As a final word, a statement I think Mark Twain would approve of: If you are one of the people mortified by these revelations, and feel that the “science” of cryptozoology has forever been tarnished by charlatans and hoaxers, perhaps you should choose a hobby that wasn’t invented by them.
What? I mean… what? OK, for a start, ripping on cryptozoology isn’t probably the smartest thing you could do right now Jack. I mean a lot of people have listened to your made up story simply because they have an interest and passion in the study of undiscovered creatures. Hell some of them may have bought that Goddam DVD of yours for that very reason. So, you know, calling cryptozoology a crock is biting the hand that feeds you surely.
And the truth is, I’ve run this blog for a year and a half now, and I’ve posted numerous pieces on various woovy bezerk tales of weird beasties. Yet I would never ever dream of calling myself a cryptozoologist, much in the same way I would never dream of calling myself ufologist. Because real cryptozoologists and ufologists are better, smarter people than I’ll ever be. I could make a list of around thirty people in those fields who I couldn’t, and wouldn’t want to, hold an intellectual candle to . So to criticise cryptozoology for being “created out of thin air” disrespects those diligent men and women who work in a field that will never be respected, but do so with intelligence and integrity regardless.

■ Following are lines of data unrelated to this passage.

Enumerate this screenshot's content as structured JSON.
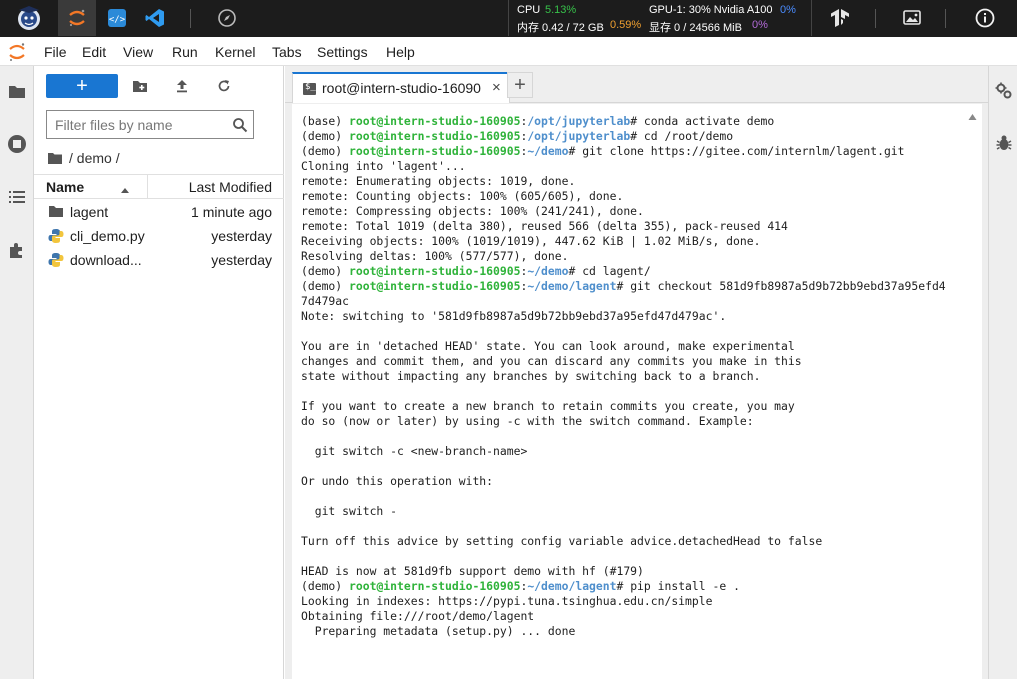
{
  "topbar": {
    "monitor": {
      "cpu_label": "CPU",
      "cpu_value": "5.13%",
      "mem_label": "内存 0.42 / 72 GB",
      "mem_value": "0.59%",
      "gpu_label": "GPU-1: 30% Nvidia A100",
      "gpu_value": "0%",
      "vram_label": "显存 0 / 24566 MiB",
      "vram_value": "0%"
    },
    "icons": [
      "intern-logo-icon",
      "jupyter-icon",
      "code-editor-icon",
      "vscode-icon",
      "compass-icon",
      "tensorflow-icon",
      "image-icon",
      "info-icon"
    ]
  },
  "menubar": {
    "items": [
      "File",
      "Edit",
      "View",
      "Run",
      "Kernel",
      "Tabs",
      "Settings",
      "Help"
    ]
  },
  "filebrowser": {
    "new_button": "+",
    "filter_placeholder": "Filter files by name",
    "breadcrumb": "/ demo /",
    "col_name": "Name",
    "col_modified": "Last Modified",
    "files": [
      {
        "name": "lagent",
        "modified": "1 minute ago",
        "type": "folder"
      },
      {
        "name": "cli_demo.py",
        "modified": "yesterday",
        "type": "python"
      },
      {
        "name": "download...",
        "modified": "yesterday",
        "type": "python"
      }
    ]
  },
  "tabs": [
    {
      "title": "root@intern-studio-16090",
      "close": "×"
    }
  ],
  "tab_add": "+",
  "terminal": {
    "lines": [
      [
        {
          "t": "(base) "
        },
        {
          "t": "root@intern-studio-160905",
          "c": "g"
        },
        {
          "t": ":"
        },
        {
          "t": "/opt/jupyterlab",
          "c": "b"
        },
        {
          "t": "# conda activate demo"
        }
      ],
      [
        {
          "t": "(demo) "
        },
        {
          "t": "root@intern-studio-160905",
          "c": "g"
        },
        {
          "t": ":"
        },
        {
          "t": "/opt/jupyterlab",
          "c": "b"
        },
        {
          "t": "# cd /root/demo"
        }
      ],
      [
        {
          "t": "(demo) "
        },
        {
          "t": "root@intern-studio-160905",
          "c": "g"
        },
        {
          "t": ":"
        },
        {
          "t": "~/demo",
          "c": "b"
        },
        {
          "t": "# git clone https://gitee.com/internlm/lagent.git"
        }
      ],
      [
        {
          "t": "Cloning into 'lagent'..."
        }
      ],
      [
        {
          "t": "remote: Enumerating objects: 1019, done."
        }
      ],
      [
        {
          "t": "remote: Counting objects: 100% (605/605), done."
        }
      ],
      [
        {
          "t": "remote: Compressing objects: 100% (241/241), done."
        }
      ],
      [
        {
          "t": "remote: Total 1019 (delta 380), reused 566 (delta 355), pack-reused 414"
        }
      ],
      [
        {
          "t": "Receiving objects: 100% (1019/1019), 447.62 KiB | 1.02 MiB/s, done."
        }
      ],
      [
        {
          "t": "Resolving deltas: 100% (577/577), done."
        }
      ],
      [
        {
          "t": "(demo) "
        },
        {
          "t": "root@intern-studio-160905",
          "c": "g"
        },
        {
          "t": ":"
        },
        {
          "t": "~/demo",
          "c": "b"
        },
        {
          "t": "# cd lagent/"
        }
      ],
      [
        {
          "t": "(demo) "
        },
        {
          "t": "root@intern-studio-160905",
          "c": "g"
        },
        {
          "t": ":"
        },
        {
          "t": "~/demo/lagent",
          "c": "b"
        },
        {
          "t": "# git checkout 581d9fb8987a5d9b72bb9ebd37a95efd4"
        }
      ],
      [
        {
          "t": "7d479ac"
        }
      ],
      [
        {
          "t": "Note: switching to '581d9fb8987a5d9b72bb9ebd37a95efd47d479ac'."
        }
      ],
      [
        {
          "t": ""
        }
      ],
      [
        {
          "t": "You are in 'detached HEAD' state. You can look around, make experimental"
        }
      ],
      [
        {
          "t": "changes and commit them, and you can discard any commits you make in this"
        }
      ],
      [
        {
          "t": "state without impacting any branches by switching back to a branch."
        }
      ],
      [
        {
          "t": ""
        }
      ],
      [
        {
          "t": "If you want to create a new branch to retain commits you create, you may"
        }
      ],
      [
        {
          "t": "do so (now or later) by using -c with the switch command. Example:"
        }
      ],
      [
        {
          "t": ""
        }
      ],
      [
        {
          "t": "  git switch -c <new-branch-name>"
        }
      ],
      [
        {
          "t": ""
        }
      ],
      [
        {
          "t": "Or undo this operation with:"
        }
      ],
      [
        {
          "t": ""
        }
      ],
      [
        {
          "t": "  git switch -"
        }
      ],
      [
        {
          "t": ""
        }
      ],
      [
        {
          "t": "Turn off this advice by setting config variable advice.detachedHead to false"
        }
      ],
      [
        {
          "t": ""
        }
      ],
      [
        {
          "t": "HEAD is now at 581d9fb support demo with hf (#179)"
        }
      ],
      [
        {
          "t": "(demo) "
        },
        {
          "t": "root@intern-studio-160905",
          "c": "g"
        },
        {
          "t": ":"
        },
        {
          "t": "~/demo/lagent",
          "c": "b"
        },
        {
          "t": "# pip install -e ."
        }
      ],
      [
        {
          "t": "Looking in indexes: https://pypi.tuna.tsinghua.edu.cn/simple"
        }
      ],
      [
        {
          "t": "Obtaining file:///root/demo/lagent"
        }
      ],
      [
        {
          "t": "  Preparing metadata (setup.py) ... done"
        }
      ]
    ]
  },
  "colors": {
    "accent": "#1976d2",
    "prompt_user": "#2fb33a",
    "prompt_path": "#4f8fcc",
    "jupyter_orange": "#f37726",
    "topbar_bg": "#1c1c1c"
  }
}
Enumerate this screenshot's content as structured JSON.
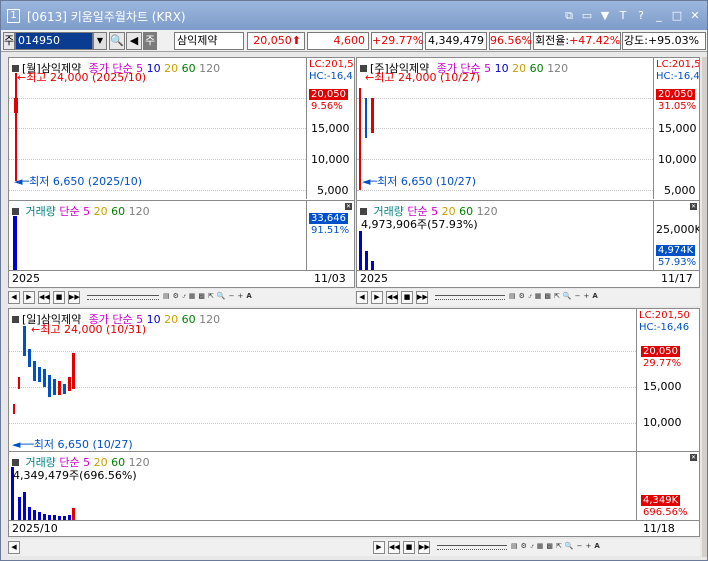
{
  "window": {
    "number": "1",
    "title": "[0613] 키움일주월차트 (KRX)"
  },
  "titlebar_icons": [
    "restore-icon",
    "tile-icon",
    "pin-icon",
    "text-icon",
    "help-icon",
    "minimize-icon",
    "maximize-icon",
    "close-icon"
  ],
  "toolbar": {
    "market": "주",
    "code": "014950",
    "search_label": "Q",
    "prev_label": "◀",
    "name_prefix": "주",
    "stock_name": "삼익제약",
    "price": "20,050",
    "arrow": "⬆",
    "change": "4,600",
    "change_pct": "+29.77%",
    "volume": "4,349,479",
    "vol_ratio": "96.56%",
    "turnover_label": "회전율:",
    "turnover": "+47.42%",
    "strength_label": "강도:",
    "strength": "+95.03%"
  },
  "panels": {
    "monthly": {
      "title": "[월]삼익제약",
      "ma_label": "종가 단순",
      "ma5": "5",
      "ma10": "10",
      "ma20": "20",
      "ma60": "60",
      "ma120": "120",
      "high": "최고 24,000 (2025/10)",
      "low": "최저 6,650 (2025/10)",
      "lc": "LC:201,5",
      "hc": "HC:-16,4",
      "price_tag": "20,050",
      "pct_tag": "9.56%",
      "ticks": [
        "15,000",
        "10,000",
        "5,000"
      ],
      "vol_title": "거래량",
      "vol_ma": "단순",
      "vol5": "5",
      "vol20": "20",
      "vol60": "60",
      "vol120": "120",
      "vol_tag": "33,646",
      "vol_pct_tag": "91.51%",
      "date_left": "2025",
      "date_right": "11/03"
    },
    "weekly": {
      "title": "[주]삼익제약",
      "ma_label": "종가 단순",
      "ma5": "5",
      "ma10": "10",
      "ma20": "20",
      "ma60": "60",
      "ma120": "120",
      "high": "최고 24,000 (10/27)",
      "low": "최저 6,650 (10/27)",
      "lc": "LC:201,5",
      "hc": "HC:-16,4",
      "price_tag": "20,050",
      "pct_tag": "31.05%",
      "ticks": [
        "15,000",
        "10,000",
        "5,000"
      ],
      "vol_title": "거래량",
      "vol_ma": "단순",
      "vol5": "5",
      "vol20": "20",
      "vol60": "60",
      "vol120": "120",
      "vol_value": "4,973,906주(57.93%)",
      "vol_tick": "25,000K",
      "vol_tag": "4,974K",
      "vol_pct_tag": "57.93%",
      "date_left": "2025",
      "date_right": "11/17"
    },
    "daily": {
      "title": "[일]삼익제약",
      "ma_label": "종가 단순",
      "ma5": "5",
      "ma10": "10",
      "ma20": "20",
      "ma60": "60",
      "ma120": "120",
      "high": "최고 24,000 (10/31)",
      "low": "최저 6,650 (10/27)",
      "lc": "LC:201,50",
      "hc": "HC:-16,46",
      "price_tag": "20,050",
      "pct_tag": "29.77%",
      "ticks": [
        "15,000",
        "10,000"
      ],
      "vol_title": "거래량",
      "vol_ma": "단순",
      "vol5": "5",
      "vol20": "20",
      "vol60": "60",
      "vol120": "120",
      "vol_value": "4,349,479주(696.56%)",
      "vol_tag": "4,349K",
      "vol_pct_tag": "696.56%",
      "date_left": "2025/10",
      "date_right": "11/18"
    }
  },
  "navbar": {
    "buttons": [
      "◀",
      "▶",
      "◀◀",
      "■",
      "▶▶"
    ],
    "tools": [
      "calc-icon",
      "gear-icon",
      "indicator-icon",
      "table-icon",
      "grid-icon",
      "cursor-icon",
      "zoom-icon"
    ],
    "minus": "−",
    "plus": "+",
    "text": "A"
  },
  "colors": {
    "up": "#e60000",
    "down": "#0050c8",
    "ma5": "#cc00cc",
    "ma10": "#0000cc",
    "ma20": "#c8a000",
    "ma60": "#008000",
    "ma120": "#808080",
    "vol": "#0000d0"
  }
}
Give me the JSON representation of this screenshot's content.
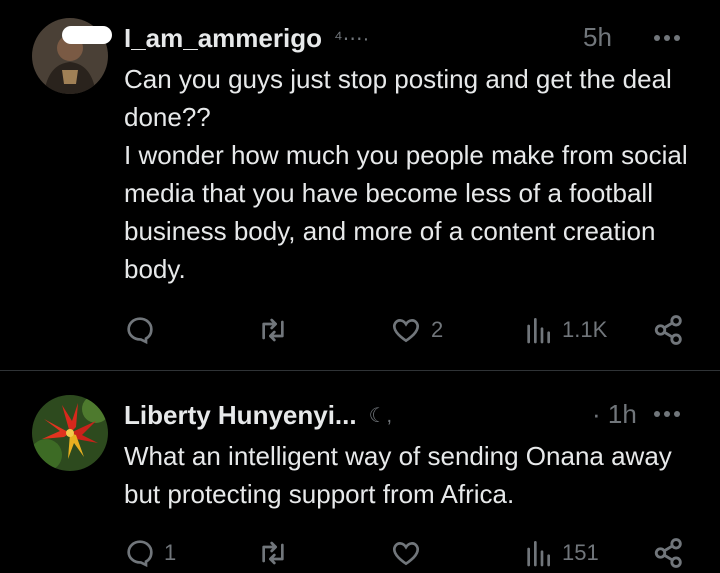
{
  "posts": [
    {
      "username": "I_am_ammerigo",
      "handle": "⁴⋯·",
      "time": "5h",
      "text_lines": [
        "Can you guys just stop posting and get the deal done??",
        "I wonder how much you people make from social media that you have become less of a football business body, and more of a content creation body."
      ],
      "actions": {
        "reply": "",
        "repost": "",
        "like": "2",
        "views": "1.1K"
      }
    },
    {
      "username": "Liberty Hunyenyi...",
      "handle": "☾,",
      "time": "· 1h",
      "text_lines": [
        "What an intelligent way of sending Onana away but protecting support from Africa."
      ],
      "actions": {
        "reply": "1",
        "repost": "",
        "like": "",
        "views": "151"
      }
    }
  ],
  "colors": {
    "background": "#000000",
    "text": "#e7e9ea",
    "muted": "#71767b",
    "divider": "#2f3336"
  },
  "icons": [
    "more-icon",
    "reply-icon",
    "repost-icon",
    "like-icon",
    "views-icon",
    "share-icon"
  ]
}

Also Steve, I don’t know if you noticed, but the word “entertainer” is just the same. There is no accreditation required, no university degree, no license. All you really need to become an entertainer is to say you are. It’s a profession created from thin air, very much like The Legend of Michigan’s Dogman. Except I would say this. Promoting something that you know not to be true without labelling it obviously as fiction doesn’t make you an “entertainer”. It makes you a con artist, pure and simple. And even though claiming that all the profits from your DVD sales went to charity is to your credit if true, it doesn’t completely diminish the sour taste left in one’s mouth if they have bought a product off you in good faith.
Put it this way, I have a banana that I claim I got from a mysterious jungle in Borneo. All banana’s from this region are said to contain a genie that, once peeled, will grant you a thousand wishes. I then claim that I don’t know if it is true or not but show you a video of someone peeling a banana and genie popping out. You then buy said banana, only for me to go “You know that banana you bought off me? Well I got it from the local grocers. I mean I always claimed I didn’t know whether a genie would pop out or not. Don’t worry though because I gave all the money you gave me to someone else. And weren’t you happy when you thought you were going to get a genie, huh? Didn’t that make you glow a little bit?”. Now if I didn’t end up getting punched in the mouth after that I’d be very surprised.
Thing is I can’t help but shake the feeling that for Cook it was never about the charities, or entertaining people, but rather about making him famous. And if that’s the case, he may have shot himself in the foot here. There is after all a big difference between fame and notoriety.
Which as sad as it’s demise is, may actually be a plus point regarding MonsterQuest’s shuffle off this mortal coil. After all, it’s one less platform for folks like Steve Cook to stand on.